→ BRIEF
Each entry below is to be printed verbatim.

━━━━━━━━━━━━━━━━━━━━

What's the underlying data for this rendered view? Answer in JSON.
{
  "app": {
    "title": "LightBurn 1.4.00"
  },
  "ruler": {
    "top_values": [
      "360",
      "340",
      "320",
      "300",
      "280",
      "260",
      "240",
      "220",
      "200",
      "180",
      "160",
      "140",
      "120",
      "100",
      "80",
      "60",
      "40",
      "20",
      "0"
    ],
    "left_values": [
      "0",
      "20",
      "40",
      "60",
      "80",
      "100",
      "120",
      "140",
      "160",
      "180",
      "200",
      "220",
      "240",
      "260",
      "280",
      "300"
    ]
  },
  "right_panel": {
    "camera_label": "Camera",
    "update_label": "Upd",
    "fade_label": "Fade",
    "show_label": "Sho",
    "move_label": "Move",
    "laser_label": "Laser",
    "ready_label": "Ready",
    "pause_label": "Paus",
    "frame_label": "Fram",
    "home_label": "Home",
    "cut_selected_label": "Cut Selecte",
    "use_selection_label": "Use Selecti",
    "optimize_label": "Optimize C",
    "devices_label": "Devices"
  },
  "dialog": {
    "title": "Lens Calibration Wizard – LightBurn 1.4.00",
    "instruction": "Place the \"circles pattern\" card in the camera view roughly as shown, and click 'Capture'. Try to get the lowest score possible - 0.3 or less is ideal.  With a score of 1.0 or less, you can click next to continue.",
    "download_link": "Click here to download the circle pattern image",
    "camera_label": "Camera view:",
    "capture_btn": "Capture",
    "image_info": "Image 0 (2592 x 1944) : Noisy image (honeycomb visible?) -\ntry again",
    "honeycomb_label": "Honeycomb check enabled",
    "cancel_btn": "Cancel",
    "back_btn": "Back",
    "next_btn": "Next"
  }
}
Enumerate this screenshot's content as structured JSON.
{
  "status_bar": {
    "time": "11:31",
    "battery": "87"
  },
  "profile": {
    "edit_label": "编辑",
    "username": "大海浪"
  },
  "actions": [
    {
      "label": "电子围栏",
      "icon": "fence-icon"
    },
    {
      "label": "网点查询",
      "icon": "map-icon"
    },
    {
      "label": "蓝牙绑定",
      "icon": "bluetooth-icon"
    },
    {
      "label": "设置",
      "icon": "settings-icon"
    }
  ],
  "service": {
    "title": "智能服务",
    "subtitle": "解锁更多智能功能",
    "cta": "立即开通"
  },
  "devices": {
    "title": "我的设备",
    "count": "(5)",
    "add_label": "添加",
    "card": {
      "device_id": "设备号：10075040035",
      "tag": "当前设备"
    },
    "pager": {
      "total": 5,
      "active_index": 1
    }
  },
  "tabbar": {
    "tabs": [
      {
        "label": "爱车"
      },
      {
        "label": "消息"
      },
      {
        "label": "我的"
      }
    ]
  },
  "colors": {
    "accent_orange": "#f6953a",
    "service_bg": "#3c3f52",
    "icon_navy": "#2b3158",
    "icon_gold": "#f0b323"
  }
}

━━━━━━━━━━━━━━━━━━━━

→ THE COMPLETED TASK
What's the underlying data for this rendered view? Answer in JSON.
{
  "app": {
    "title": "LightBurn 1.4.00"
  },
  "ruler": {
    "top_values": [
      "360",
      "340",
      "320",
      "300",
      "280",
      "260",
      "240",
      "220",
      "200",
      "180",
      "160",
      "140",
      "120",
      "100",
      "80",
      "60",
      "40",
      "20",
      "0"
    ],
    "left_values": [
      "0",
      "20",
      "40",
      "60",
      "80",
      "100",
      "120",
      "140",
      "160",
      "180",
      "200",
      "220",
      "240",
      "260",
      "280",
      "300"
    ]
  },
  "right_panel": {
    "camera_label": "Camera",
    "update_label": "Upd",
    "fade_label": "Fade",
    "show_label": "Sho",
    "move_label": "Move",
    "laser_label": "Laser",
    "ready_label": "Ready",
    "pause_label": "Paus",
    "frame_label": "Fram",
    "home_label": "Home",
    "cut_selected_label": "Cut Selecte",
    "use_selection_label": "Use Selecti",
    "optimize_label": "Optimize C",
    "devices_label": "Devices"
  },
  "dialog": {
    "title": "Lens Calibration Wizard – LightBurn 1.4.00",
    "instruction": "Place the \"circles pattern\" card in the camera view roughly as shown, and click 'Capture'. Try to get the lowest score possible - 0.3 or less is ideal.  With a score of 1.0 or less, you can click next to continue.",
    "download_link": "Click here to download the circle pattern image",
    "camera_label": "Camera view:",
    "capture_btn": "Capture",
    "image_info": "Image 0 (2592 x 1944) : Noisy image (honeycomb visible?) -\ntry again",
    "honeycomb_label": "Honeycomb check enabled",
    "cancel_btn": "Cancel",
    "back_btn": "Back",
    "next_btn": "Next"
  }
}
Enumerate this screenshot's content as structured JSON.
{
  "status_bar": {
    "time": "11:31",
    "battery": "87"
  },
  "profile": {
    "edit_label": "编辑",
    "username": "大海浪"
  },
  "actions": [
    {
      "label": "电子围栏",
      "icon": "fence-icon"
    },
    {
      "label": "网点查询",
      "icon": "map-icon"
    },
    {
      "label": "蓝牙绑定",
      "icon": "bluetooth-icon"
    },
    {
      "label": "设置",
      "icon": "settings-icon"
    }
  ],
  "service": {
    "title": "智能服务",
    "subtitle": "解锁更多智能功能",
    "cta": "立即开通"
  },
  "devices": {
    "title": "我的设备",
    "count": "(5)",
    "add_label": "添加",
    "card": {
      "device_id": "设备号：10075040035",
      "tag": "当前设备"
    },
    "pager": {
      "total": 5,
      "active_index": 1
    }
  },
  "tabbar": {
    "tabs": [
      {
        "label": "爱车"
      },
      {
        "label": "消息"
      },
      {
        "label": "我的"
      }
    ]
  },
  "colors": {
    "accent_orange": "#f6953a",
    "service_bg": "#3c3f52",
    "icon_navy": "#2b3158",
    "icon_gold": "#f0b323"
  }
}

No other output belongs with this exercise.